The warmth of the desert sun melted into Oregon’s Badlands as a slight chill and intense anxiety crawled up my spine. It was the first night of the Crimson Trace Midnight 3-Gun Invitational.
I was signed up—and amped up—to partake as a total rookie. Having never shot in any type of competition, this was jumping head first into a pitch-black pool of uncertainty. And the next light I’d see would be shining from a Picatinny rail.
How do I … ?
Where do I … ?
When do I … ?
Am I allowed to … ?
When it came to shooting 3-gun, I was more green than the Crimson Trace laser that I was aiming downrange. But as I fed FMJ American Eagles from a 30-round magazine into the chamber of my Mossberg MMR and “neutralized” paper silhouette targets, I started to get the hang of it.
Fast-forward to the following night. It was the sixth stage out of nine on this unique 3-gun course at the COSSA outdoor shooting complex. I was just a few hours away from successfully completing my first match; the pressure would soon be gone and I’d rub elbows with professional shooters as they rolled into the range the following day. Been there, done that. Or not. With night vision goggles fixed to my head and a full-auto rifle in my hand, I searched for the final target through the windows of a shoot house. I found it, bumped two rounds into the human-shaped paper and broke my “180″—an instant disqualification from the match. My confidence was crushed and there I stood, dejected, among a mass of peers from the shooting sports media.

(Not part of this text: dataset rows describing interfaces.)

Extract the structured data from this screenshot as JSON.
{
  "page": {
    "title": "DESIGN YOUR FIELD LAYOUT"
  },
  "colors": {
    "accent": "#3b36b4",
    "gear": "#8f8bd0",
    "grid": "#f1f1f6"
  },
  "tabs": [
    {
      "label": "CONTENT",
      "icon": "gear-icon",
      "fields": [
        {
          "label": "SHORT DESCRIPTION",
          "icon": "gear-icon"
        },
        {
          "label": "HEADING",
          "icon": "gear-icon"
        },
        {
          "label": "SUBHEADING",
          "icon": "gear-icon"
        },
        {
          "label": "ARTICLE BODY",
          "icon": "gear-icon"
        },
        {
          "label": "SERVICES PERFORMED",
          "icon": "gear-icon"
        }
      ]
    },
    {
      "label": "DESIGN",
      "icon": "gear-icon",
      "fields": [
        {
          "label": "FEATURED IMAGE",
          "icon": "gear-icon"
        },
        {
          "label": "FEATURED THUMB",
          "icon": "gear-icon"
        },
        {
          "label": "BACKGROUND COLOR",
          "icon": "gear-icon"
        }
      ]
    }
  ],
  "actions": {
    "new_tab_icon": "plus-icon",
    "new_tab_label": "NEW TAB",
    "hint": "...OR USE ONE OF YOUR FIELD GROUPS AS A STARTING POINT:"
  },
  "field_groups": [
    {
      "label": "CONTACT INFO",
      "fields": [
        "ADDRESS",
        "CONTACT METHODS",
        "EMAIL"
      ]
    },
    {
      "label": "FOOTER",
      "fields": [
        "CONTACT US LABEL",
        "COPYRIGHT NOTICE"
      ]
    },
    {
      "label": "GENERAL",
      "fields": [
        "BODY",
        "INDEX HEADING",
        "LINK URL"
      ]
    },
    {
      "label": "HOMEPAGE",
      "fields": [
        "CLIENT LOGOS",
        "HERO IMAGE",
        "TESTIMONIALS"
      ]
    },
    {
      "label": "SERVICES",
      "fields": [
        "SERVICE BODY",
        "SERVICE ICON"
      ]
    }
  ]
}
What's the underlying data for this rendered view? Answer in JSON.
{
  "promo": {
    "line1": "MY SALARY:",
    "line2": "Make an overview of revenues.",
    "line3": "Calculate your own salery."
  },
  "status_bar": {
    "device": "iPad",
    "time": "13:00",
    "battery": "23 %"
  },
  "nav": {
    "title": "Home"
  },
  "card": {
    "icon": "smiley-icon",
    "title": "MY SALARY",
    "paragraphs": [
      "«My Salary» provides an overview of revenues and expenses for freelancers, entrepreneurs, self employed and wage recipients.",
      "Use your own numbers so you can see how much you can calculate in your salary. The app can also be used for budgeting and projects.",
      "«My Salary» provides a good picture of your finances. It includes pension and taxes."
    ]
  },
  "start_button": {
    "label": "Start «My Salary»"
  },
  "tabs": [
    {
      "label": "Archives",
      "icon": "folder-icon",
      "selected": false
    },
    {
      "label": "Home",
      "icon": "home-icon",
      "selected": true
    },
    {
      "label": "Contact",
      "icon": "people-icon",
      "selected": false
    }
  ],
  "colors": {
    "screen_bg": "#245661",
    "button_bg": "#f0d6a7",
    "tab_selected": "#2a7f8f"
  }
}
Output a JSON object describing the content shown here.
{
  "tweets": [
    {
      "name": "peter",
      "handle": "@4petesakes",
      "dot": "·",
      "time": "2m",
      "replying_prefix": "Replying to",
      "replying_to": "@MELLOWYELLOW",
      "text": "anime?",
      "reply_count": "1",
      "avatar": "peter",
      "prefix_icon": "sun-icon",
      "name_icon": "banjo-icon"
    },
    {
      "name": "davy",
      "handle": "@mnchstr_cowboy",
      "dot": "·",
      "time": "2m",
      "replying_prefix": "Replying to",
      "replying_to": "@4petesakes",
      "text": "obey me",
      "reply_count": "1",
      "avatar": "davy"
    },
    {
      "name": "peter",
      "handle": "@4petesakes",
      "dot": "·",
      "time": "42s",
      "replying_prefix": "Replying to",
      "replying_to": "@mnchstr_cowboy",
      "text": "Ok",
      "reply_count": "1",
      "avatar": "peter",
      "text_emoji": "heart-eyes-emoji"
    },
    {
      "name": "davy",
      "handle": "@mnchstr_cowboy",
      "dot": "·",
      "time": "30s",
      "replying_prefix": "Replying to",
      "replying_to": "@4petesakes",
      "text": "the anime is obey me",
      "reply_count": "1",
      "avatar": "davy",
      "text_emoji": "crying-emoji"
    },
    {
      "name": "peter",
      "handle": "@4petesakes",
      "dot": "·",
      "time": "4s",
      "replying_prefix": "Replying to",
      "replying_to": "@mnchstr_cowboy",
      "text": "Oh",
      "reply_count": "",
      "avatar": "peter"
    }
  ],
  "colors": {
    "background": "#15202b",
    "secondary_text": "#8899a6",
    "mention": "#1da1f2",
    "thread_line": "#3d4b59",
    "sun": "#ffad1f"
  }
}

But then, Chris Cerino politely interrupted my insecure internal reflection and offered his condolences: “I know what you’re feeling right now.” He went on to explain how he and his son have both been disqualified from 3-gun matches.
Bryce Towsley, another seasoned 3-gun shooter, shared a few of his own kind words in reply to a mourning Facebook post that I made shortly after being disqualified. “The saying is, there are two kinds of 3-gun shooters,” Bryce commented. “Those who have DQd and those who are going to DQ. We have all been there. Sucks.”
Both were nice gestures, but at the time my mind’s eye saw only one thing: failure. Then, the next day, I quickly snapped out of it and reality set in. There were no casualties, other than my ego. I had just stepped up to the plate and shot my first 3-gun match. At night. With gun lasers and lights. Hell, it was a solid first attempt at the sport.
Most importantly, I realized there are some damn good—and supportive—people in the 3-gun community, and shooting in a match is exhilarating. Will I compete again? You bet. And a recent poll at HuntingClub.com revealed that only a small percentage of NAHC members have participated in a 3-gun match. If you haven’t given it a shot, consider it.
Below is a closer look at the 3-gun experience. Stay tuned for more details about some of the Crimson Trace gear that I became familiar with during the M3GI event.